Johnson & Johnson's first-quarter profit fell by just over 10 percent as increased sales were offset by higher costs for production, marketing and administration.
The maker of Tylenol, prescription drugs and medical devices said Tuesday that it earned $3.5 billion, or $1.22 per share, down 10.6 percent from $3.9 billion, or $1.41 per share, a year earlier.
Excluding litigation and acquisition-related charges totaling $610 million, income would have been $4.1 billion, or $1.44 per share. That beat analysts' forecast by 4 cents per share.
Revenue totaled $17.5 billion, up 8.5 percent from $16.1 billion a year earlier. Analysts expected sales of $17.46 billion.
U.S. sales were up 11.2 percent as the company, based in New Brunswick, N.J., returned more of its recalled nonprescription drugs to store shelves. International sales grew by 6.3 percent.
Sales climbed 10 percent, to $7.06 billion, in the medical devices and diagnostics business, J&J's biggest unit. That was partly because of new products acquired last year with orthopedic devices maker Synthes, J&J's biggest acquisition ever at $19.1 billion.
Prescription drug revenue rose 10.4 percent to $6.77 billion, led by Invega Sustenna for schizophrenia, three drugs for immune disorders and two new medicines likely to become blockbusters. Those are Xarelto for preventing blood clots and strokes, and prostate cancer pill Zytiga.
Sales of consumer health products edged up 2.2 percent to $3.68 billion.
Production costs jumped 13 percent to $5.55 billion, mainly for an inventory charge related to the Synthes acquisition in 2012's second quarter.

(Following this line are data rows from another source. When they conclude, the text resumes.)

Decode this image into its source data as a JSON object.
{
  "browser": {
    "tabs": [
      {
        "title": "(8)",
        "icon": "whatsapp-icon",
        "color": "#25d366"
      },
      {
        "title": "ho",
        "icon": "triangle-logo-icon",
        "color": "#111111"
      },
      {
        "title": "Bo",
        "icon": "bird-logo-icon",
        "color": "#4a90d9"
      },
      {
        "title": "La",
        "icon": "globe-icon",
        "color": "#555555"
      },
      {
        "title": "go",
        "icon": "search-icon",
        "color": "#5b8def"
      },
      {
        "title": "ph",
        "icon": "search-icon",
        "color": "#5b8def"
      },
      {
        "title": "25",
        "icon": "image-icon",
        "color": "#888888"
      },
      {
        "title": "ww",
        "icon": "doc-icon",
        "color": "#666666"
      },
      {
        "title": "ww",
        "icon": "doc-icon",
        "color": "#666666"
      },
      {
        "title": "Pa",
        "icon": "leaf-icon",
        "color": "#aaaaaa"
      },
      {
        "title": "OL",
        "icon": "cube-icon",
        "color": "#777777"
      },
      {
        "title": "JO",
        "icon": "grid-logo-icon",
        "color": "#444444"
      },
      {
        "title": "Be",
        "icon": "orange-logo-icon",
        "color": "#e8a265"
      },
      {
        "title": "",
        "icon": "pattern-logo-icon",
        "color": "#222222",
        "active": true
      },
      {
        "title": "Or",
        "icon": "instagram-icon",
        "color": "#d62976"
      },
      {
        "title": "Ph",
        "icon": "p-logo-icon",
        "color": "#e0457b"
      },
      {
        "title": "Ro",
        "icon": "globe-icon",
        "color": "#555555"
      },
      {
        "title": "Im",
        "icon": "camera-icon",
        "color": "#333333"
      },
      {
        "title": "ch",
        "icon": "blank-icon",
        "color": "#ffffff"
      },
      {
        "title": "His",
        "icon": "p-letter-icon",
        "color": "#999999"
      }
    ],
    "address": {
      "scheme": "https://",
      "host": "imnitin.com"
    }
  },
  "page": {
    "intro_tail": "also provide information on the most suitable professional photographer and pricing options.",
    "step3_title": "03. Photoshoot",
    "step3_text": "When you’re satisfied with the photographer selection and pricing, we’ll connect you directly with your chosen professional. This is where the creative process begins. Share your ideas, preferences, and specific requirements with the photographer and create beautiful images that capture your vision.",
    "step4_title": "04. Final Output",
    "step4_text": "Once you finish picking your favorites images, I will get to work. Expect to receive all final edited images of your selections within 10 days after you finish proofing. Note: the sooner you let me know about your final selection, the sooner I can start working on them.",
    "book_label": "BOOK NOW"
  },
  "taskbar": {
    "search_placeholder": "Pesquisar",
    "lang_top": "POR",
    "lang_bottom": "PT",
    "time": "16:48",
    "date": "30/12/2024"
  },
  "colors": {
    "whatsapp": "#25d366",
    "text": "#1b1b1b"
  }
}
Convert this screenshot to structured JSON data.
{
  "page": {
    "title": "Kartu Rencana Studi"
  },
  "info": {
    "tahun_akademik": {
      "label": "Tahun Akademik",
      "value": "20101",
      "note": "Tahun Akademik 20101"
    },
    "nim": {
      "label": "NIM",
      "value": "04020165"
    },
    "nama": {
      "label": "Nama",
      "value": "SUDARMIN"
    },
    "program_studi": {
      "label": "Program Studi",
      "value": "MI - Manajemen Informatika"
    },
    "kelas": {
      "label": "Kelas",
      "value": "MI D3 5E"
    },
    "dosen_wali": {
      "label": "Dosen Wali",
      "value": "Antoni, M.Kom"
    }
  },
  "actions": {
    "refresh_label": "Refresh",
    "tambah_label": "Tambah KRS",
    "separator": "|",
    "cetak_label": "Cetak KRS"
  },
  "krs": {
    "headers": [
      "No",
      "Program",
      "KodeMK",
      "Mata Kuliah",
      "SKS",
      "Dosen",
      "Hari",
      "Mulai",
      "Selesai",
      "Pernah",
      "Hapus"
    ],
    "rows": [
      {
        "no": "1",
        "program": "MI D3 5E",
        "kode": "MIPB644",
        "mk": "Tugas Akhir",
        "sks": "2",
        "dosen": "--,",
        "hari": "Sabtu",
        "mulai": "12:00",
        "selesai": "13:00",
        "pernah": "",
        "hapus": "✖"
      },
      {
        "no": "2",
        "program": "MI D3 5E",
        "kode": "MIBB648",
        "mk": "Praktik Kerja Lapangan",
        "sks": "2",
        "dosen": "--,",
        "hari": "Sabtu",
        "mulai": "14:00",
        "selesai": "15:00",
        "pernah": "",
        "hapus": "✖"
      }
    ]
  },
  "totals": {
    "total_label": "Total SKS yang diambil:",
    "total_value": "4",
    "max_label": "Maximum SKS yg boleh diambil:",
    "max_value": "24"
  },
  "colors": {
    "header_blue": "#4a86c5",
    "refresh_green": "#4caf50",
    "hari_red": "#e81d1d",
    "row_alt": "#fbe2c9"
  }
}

In addition, the company continues to make factory upgrades and undergoes increased regulatory inspections after issuing about three dozen product recalls since 2009, mostly for nonprescription medicines. That's kept Tylenol, Motrin and many other J&J (JNJ) staples out of stores until recently. But CEO Alex Gorsky said in a statement that the company is returning a reliable supply of its over-the-counter medicines to stores.